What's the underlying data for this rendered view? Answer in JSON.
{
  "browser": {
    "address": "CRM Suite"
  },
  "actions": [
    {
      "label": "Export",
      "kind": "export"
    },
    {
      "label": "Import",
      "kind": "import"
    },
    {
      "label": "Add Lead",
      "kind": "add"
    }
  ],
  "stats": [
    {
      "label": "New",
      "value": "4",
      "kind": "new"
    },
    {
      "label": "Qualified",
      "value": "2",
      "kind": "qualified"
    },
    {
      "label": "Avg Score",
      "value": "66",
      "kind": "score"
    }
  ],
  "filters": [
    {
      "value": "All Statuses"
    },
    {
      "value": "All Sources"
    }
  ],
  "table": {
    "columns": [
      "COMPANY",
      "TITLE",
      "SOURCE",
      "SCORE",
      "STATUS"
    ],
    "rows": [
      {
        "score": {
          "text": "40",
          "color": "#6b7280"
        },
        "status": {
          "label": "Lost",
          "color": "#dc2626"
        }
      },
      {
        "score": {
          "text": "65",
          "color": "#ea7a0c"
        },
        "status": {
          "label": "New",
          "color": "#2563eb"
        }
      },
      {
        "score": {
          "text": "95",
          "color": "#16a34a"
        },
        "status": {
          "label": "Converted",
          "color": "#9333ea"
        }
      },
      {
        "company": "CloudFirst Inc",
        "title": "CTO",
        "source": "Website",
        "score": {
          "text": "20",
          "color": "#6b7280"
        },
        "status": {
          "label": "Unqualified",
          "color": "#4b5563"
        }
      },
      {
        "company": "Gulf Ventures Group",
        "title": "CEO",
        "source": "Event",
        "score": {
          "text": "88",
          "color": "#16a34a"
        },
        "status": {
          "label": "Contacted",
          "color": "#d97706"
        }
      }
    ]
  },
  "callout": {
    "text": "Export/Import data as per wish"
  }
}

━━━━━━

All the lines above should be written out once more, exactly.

Response:
What's the underlying data for this rendered view? Answer in JSON.
{
  "browser": {
    "address": "CRM Suite"
  },
  "actions": [
    {
      "label": "Export",
      "kind": "export"
    },
    {
      "label": "Import",
      "kind": "import"
    },
    {
      "label": "Add Lead",
      "kind": "add"
    }
  ],
  "stats": [
    {
      "label": "New",
      "value": "4",
      "kind": "new"
    },
    {
      "label": "Qualified",
      "value": "2",
      "kind": "qualified"
    },
    {
      "label": "Avg Score",
      "value": "66",
      "kind": "score"
    }
  ],
  "filters": [
    {
      "value": "All Statuses"
    },
    {
      "value": "All Sources"
    }
  ],
  "table": {
    "columns": [
      "COMPANY",
      "TITLE",
      "SOURCE",
      "SCORE",
      "STATUS"
    ],
    "rows": [
      {
        "score": {
          "text": "40",
          "color": "#6b7280"
        },
        "status": {
          "label": "Lost",
          "color": "#dc2626"
        }
      },
      {
        "score": {
          "text": "65",
          "color": "#ea7a0c"
        },
        "status": {
          "label": "New",
          "color": "#2563eb"
        }
      },
      {
        "score": {
          "text": "95",
          "color": "#16a34a"
        },
        "status": {
          "label": "Converted",
          "color": "#9333ea"
        }
      },
      {
        "company": "CloudFirst Inc",
        "title": "CTO",
        "source": "Website",
        "score": {
          "text": "20",
          "color": "#6b7280"
        },
        "status": {
          "label": "Unqualified",
          "color": "#4b5563"
        }
      },
      {
        "company": "Gulf Ventures Group",
        "title": "CEO",
        "source": "Event",
        "score": {
          "text": "88",
          "color": "#16a34a"
        },
        "status": {
          "label": "Contacted",
          "color": "#d97706"
        }
      }
    ]
  },
  "callout": {
    "text": "Export/Import data as per wish"
  }
}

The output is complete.